"Biden has promised that he'd continue to support Ukraine without a strategic outline, a fixed objective, a theory of victory or a fixed end date, and Americans don't really like a strategy without an end game," Maitra said.
"We are now at a precipice where we are risking a nuclear war of sorts or a war of attrition, with China ramping up production supplies in support of Russia," he continued. "Neither are good, and the president doesn't really know how to back out of it."
Maitra's comments came after Secretary of State Antony Blinken noted during his visit to Ankara, Turkey, that there are growing concerns surrounding potential Chinese aid to Russia in the form of "lethal assistance," and that could have a significant impact on U.S.-China relations.

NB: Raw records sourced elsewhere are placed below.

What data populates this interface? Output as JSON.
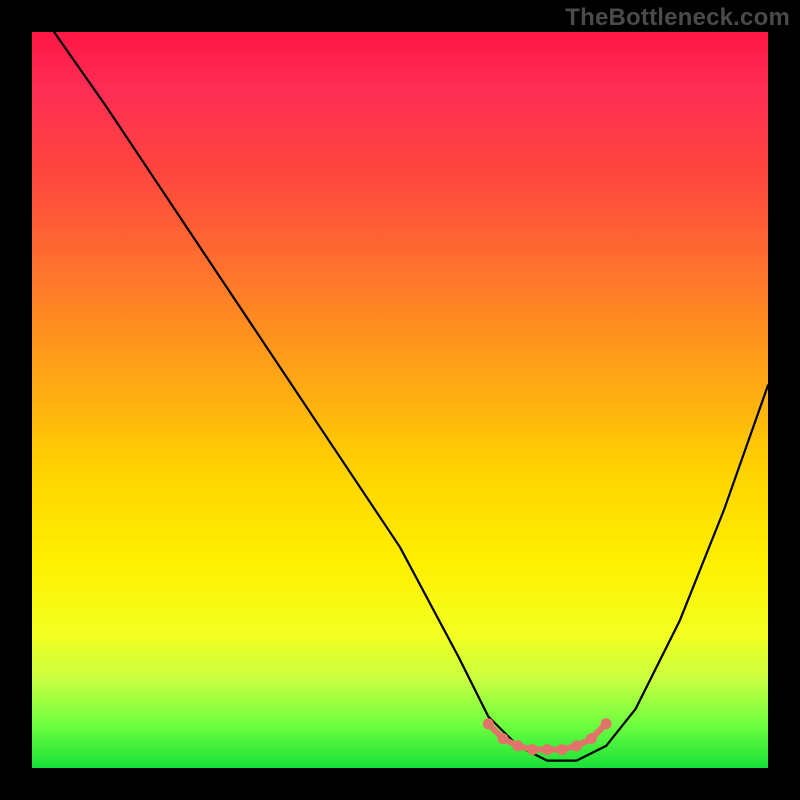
{
  "watermark": "TheBottleneck.com",
  "chart_data": {
    "type": "line",
    "title": "",
    "xlabel": "",
    "ylabel": "",
    "xlim": [
      0,
      100
    ],
    "ylim": [
      0,
      100
    ],
    "grid": false,
    "legend": false,
    "series": [
      {
        "name": "curve",
        "x": [
          3,
          10,
          20,
          30,
          40,
          50,
          58,
          62,
          66,
          70,
          74,
          78,
          82,
          88,
          94,
          100
        ],
        "values": [
          100,
          90,
          75,
          60,
          45,
          30,
          15,
          7,
          3,
          1,
          1,
          3,
          8,
          20,
          35,
          52
        ]
      }
    ],
    "markers": {
      "name": "optimal-flat-band",
      "color": "#e2736b",
      "x": [
        62,
        64,
        66,
        68,
        70,
        72,
        74,
        76,
        78
      ],
      "values": [
        6,
        4,
        3,
        2.5,
        2.5,
        2.5,
        3,
        4,
        6
      ]
    },
    "gradient_stops": [
      {
        "pos": 0,
        "color": "#ff1744"
      },
      {
        "pos": 50,
        "color": "#ffb010"
      },
      {
        "pos": 75,
        "color": "#fff000"
      },
      {
        "pos": 100,
        "color": "#18e038"
      }
    ]
  }
}
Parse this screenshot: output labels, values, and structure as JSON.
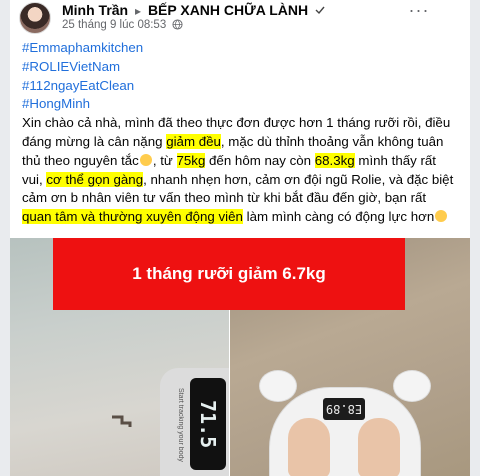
{
  "header": {
    "author": "Minh Trần",
    "separator": "▸",
    "group": "BẾP XANH CHỮA LÀNH",
    "timestamp": "25 tháng 9 lúc 08:53",
    "more_icon": "more-horizontal-icon",
    "verified_icon": "verified-badge-icon",
    "privacy_icon": "globe-icon"
  },
  "post": {
    "hashtags": [
      "#Emmaphamkitchen",
      "#ROLIEVietNam",
      "#112ngayEatClean",
      "#HongMinh"
    ],
    "p1": "Xin chào cả nhà, mình đã theo thực đơn được hơn 1 tháng rưỡi rồi, điều đáng mừng là cân nặng ",
    "h1": "giảm đều",
    "p2": ", mặc dù thỉnh thoảng vẫn không tuân thủ theo nguyên tắc",
    "p3": ", từ ",
    "h2": "75kg",
    "p4": " đến hôm nay còn ",
    "h3": "68.3kg",
    "p5": " mình thấy rất vui, ",
    "h4": "cơ thể gọn gàng",
    "p6": ", nhanh nhẹn hơn, cảm ơn đội ngũ Rolie, và đặc biệt cảm ơn b nhân viên tư vấn theo mình từ khi bắt đầu đến giờ, bạn rất ",
    "h5": "quan tâm và thường xuyên động viên",
    "p7": " làm mình càng có động lực hơn"
  },
  "photos": {
    "banner_text": "1 tháng rưỡi giảm 6.7kg",
    "left_readout": "71.5",
    "right_readout": "E8.89",
    "left_scale_text": "Start tracking your body"
  },
  "colors": {
    "hashtag": "#216fdb",
    "highlight": "#ffff00",
    "banner": "#ee1111",
    "meta": "#65676b"
  }
}
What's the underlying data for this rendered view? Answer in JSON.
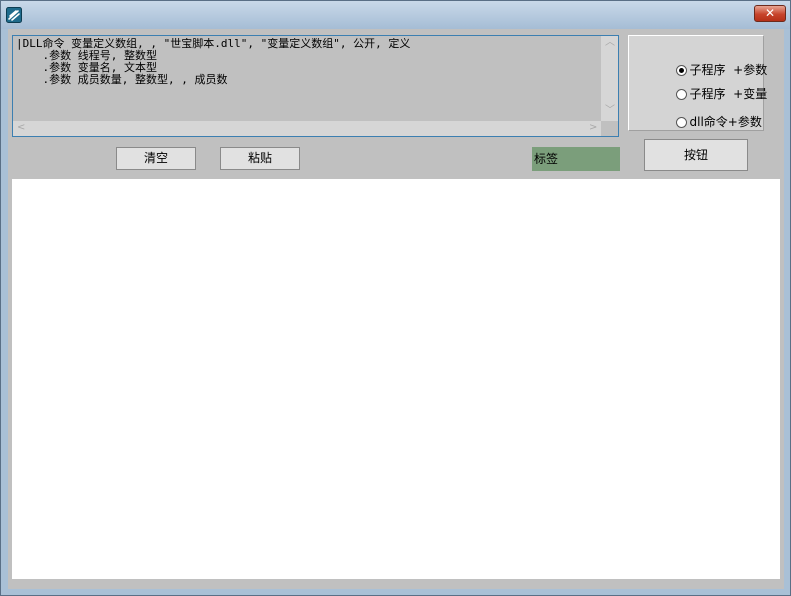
{
  "window": {
    "app_icon": "app-logo-icon",
    "close_glyph": "✕"
  },
  "code_editor": {
    "text": "|DLL命令 变量定义数组, , \"世宝脚本.dll\", \"变量定义数组\", 公开, 定义\n    .参数 线程号, 整数型\n    .参数 变量名, 文本型\n    .参数 成员数量, 整数型, , 成员数"
  },
  "radio_group": {
    "options": [
      {
        "label": "子程序  +参数",
        "checked": true
      },
      {
        "label": "子程序  +变量",
        "checked": false
      },
      {
        "label": "dll命令+参数",
        "checked": false
      }
    ]
  },
  "buttons": {
    "clear": "清空",
    "paste": "粘贴",
    "action": "按钮"
  },
  "label": {
    "text": "标签",
    "background": "#7b9e7b"
  },
  "colors": {
    "title_bar": "#a9c0d6",
    "client_bg": "#c0c0c0",
    "close_button": "#c7442c",
    "editor_border": "#3c7fb1"
  }
}
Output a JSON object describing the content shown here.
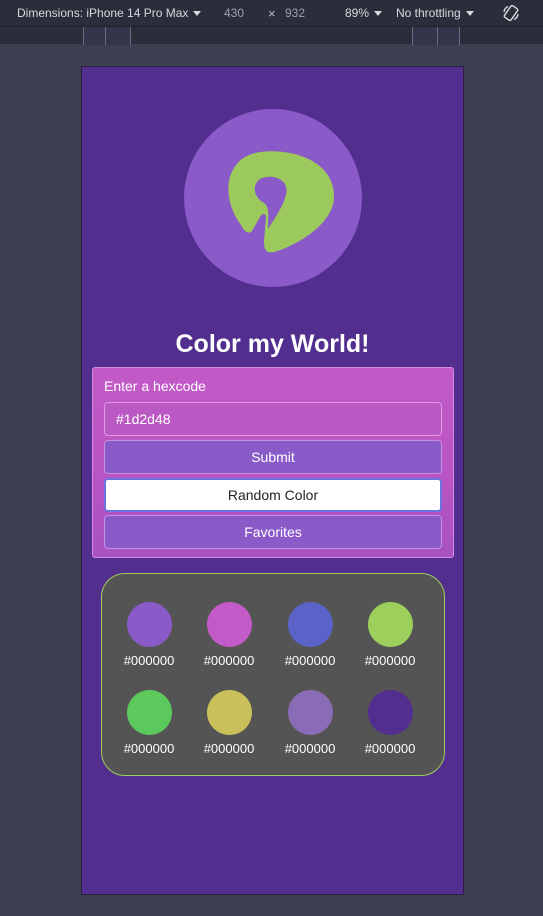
{
  "devtools": {
    "dimensions_label": "Dimensions: iPhone 14 Pro Max",
    "width": "430",
    "times": "×",
    "height": "932",
    "zoom": "89%",
    "throttle": "No throttling"
  },
  "app": {
    "title": "Color my World!",
    "form": {
      "label": "Enter a hexcode",
      "input_value": "#1d2d48",
      "submit_label": "Submit",
      "random_label": "Random Color",
      "favorites_label": "Favorites"
    },
    "swatches": [
      {
        "color": "#8a5ac9",
        "label": "#000000"
      },
      {
        "color": "#c25bc7",
        "label": "#000000"
      },
      {
        "color": "#5b63c9",
        "label": "#000000"
      },
      {
        "color": "#9ccf5b",
        "label": "#000000"
      },
      {
        "color": "#5bc95b",
        "label": "#000000"
      },
      {
        "color": "#c9c05b",
        "label": "#000000"
      },
      {
        "color": "#8a6bb5",
        "label": "#000000"
      },
      {
        "color": "#522e8e",
        "label": "#000000"
      }
    ]
  },
  "colors": {
    "viewport_bg": "#522e8e",
    "logo_circle": "#8a5ac9",
    "logo_mark": "#9cc95b",
    "card_bg": "#c25bc7",
    "panel_bg": "#545454",
    "panel_border": "#9ccf5b"
  }
}
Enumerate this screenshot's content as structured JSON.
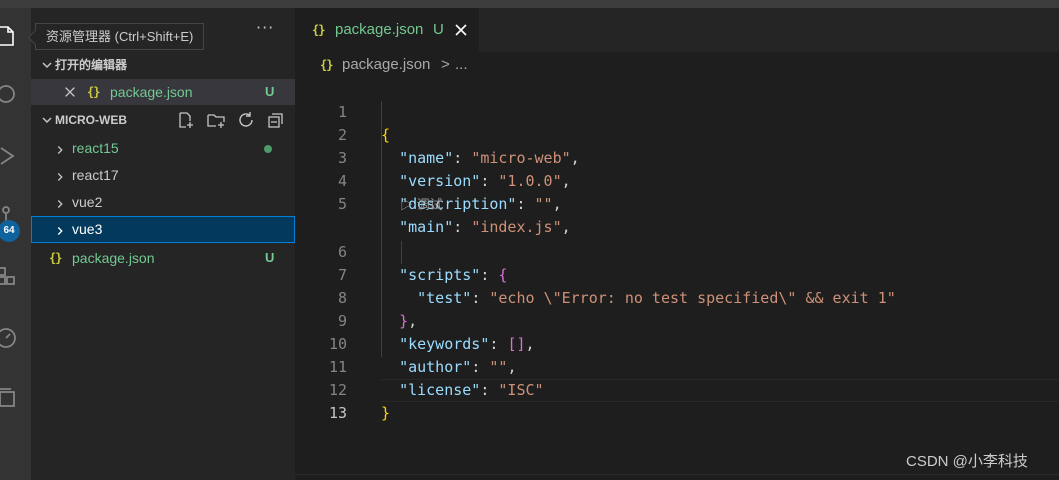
{
  "tooltip": "资源管理器 (Ctrl+Shift+E)",
  "activity": {
    "badge": "64"
  },
  "sidebar": {
    "more": "···",
    "open_editors": {
      "title": "打开的编辑器",
      "items": [
        {
          "icon": "{}",
          "name": "package.json",
          "status": "U"
        }
      ]
    },
    "folder": {
      "title": "MICRO-WEB",
      "items": [
        {
          "name": "react15"
        },
        {
          "name": "react17"
        },
        {
          "name": "vue2"
        },
        {
          "name": "vue3"
        },
        {
          "icon": "{}",
          "name": "package.json",
          "status": "U"
        }
      ]
    }
  },
  "editor": {
    "tab": {
      "icon": "{}",
      "label": "package.json",
      "status": "U"
    },
    "breadcrumb": {
      "icon": "{}",
      "file": "package.json",
      "sep": ">",
      "more": "..."
    },
    "codelens": "调试",
    "line_numbers": [
      "1",
      "2",
      "3",
      "4",
      "5",
      "6",
      "7",
      "8",
      "9",
      "10",
      "11",
      "12",
      "13"
    ],
    "code": {
      "l1": "{",
      "name_key": "\"name\"",
      "name_val": "\"micro-web\"",
      "version_key": "\"version\"",
      "version_val": "\"1.0.0\"",
      "desc_key": "\"description\"",
      "desc_val": "\"\"",
      "main_key": "\"main\"",
      "main_val": "\"index.js\"",
      "scripts_key": "\"scripts\"",
      "test_key": "\"test\"",
      "test_val": "\"echo \\\"Error: no test specified\\\" && exit 1\"",
      "kw_key": "\"keywords\"",
      "author_key": "\"author\"",
      "author_val": "\"\"",
      "license_key": "\"license\"",
      "license_val": "\"ISC\""
    }
  },
  "watermark": "CSDN @小李科技"
}
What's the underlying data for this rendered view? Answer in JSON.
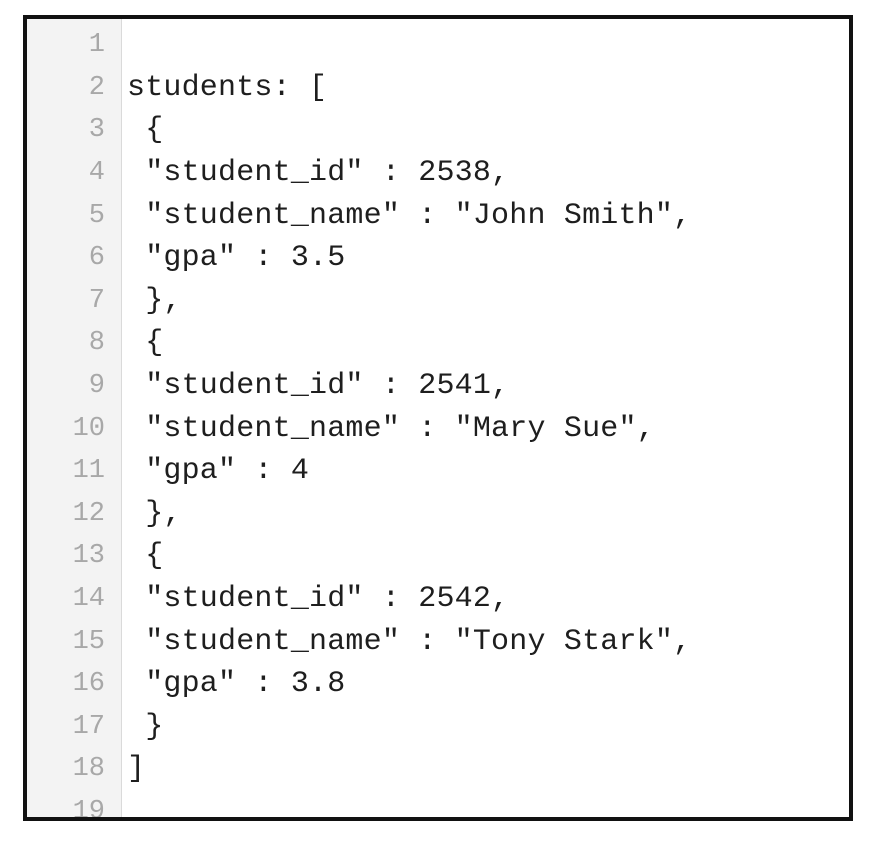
{
  "editor": {
    "lines": [
      {
        "number": "1",
        "text": ""
      },
      {
        "number": "2",
        "text": "students: ["
      },
      {
        "number": "3",
        "text": " {"
      },
      {
        "number": "4",
        "text": " \"student_id\" : 2538,"
      },
      {
        "number": "5",
        "text": " \"student_name\" : \"John Smith\","
      },
      {
        "number": "6",
        "text": " \"gpa\" : 3.5"
      },
      {
        "number": "7",
        "text": " },"
      },
      {
        "number": "8",
        "text": " {"
      },
      {
        "number": "9",
        "text": " \"student_id\" : 2541,"
      },
      {
        "number": "10",
        "text": " \"student_name\" : \"Mary Sue\","
      },
      {
        "number": "11",
        "text": " \"gpa\" : 4"
      },
      {
        "number": "12",
        "text": " },"
      },
      {
        "number": "13",
        "text": " {"
      },
      {
        "number": "14",
        "text": " \"student_id\" : 2542,"
      },
      {
        "number": "15",
        "text": " \"student_name\" : \"Tony Stark\","
      },
      {
        "number": "16",
        "text": " \"gpa\" : 3.8"
      },
      {
        "number": "17",
        "text": " }"
      },
      {
        "number": "18",
        "text": "]"
      },
      {
        "number": "19",
        "text": ""
      }
    ]
  }
}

"As President Biden said going back many months, when the aggression first took place, and he spoke to President Xi Jinping, he told him at that point that there would be real consequences in our own relationship were China to provide lethal assistance to Russia in this aggression against Ukraine," he said Monday.
Chinese officials were infuriated after Blinken suggested Beijing would be sending weapons to Russia, but did not deny that they would consider doing so.
And although Beijing reiterated the need for a peaceful settlement to avoid nuclear war, questions loom as a top Chinese diplomat is expected to meet with Russian officials, including potentially Vladimir Putin, this week.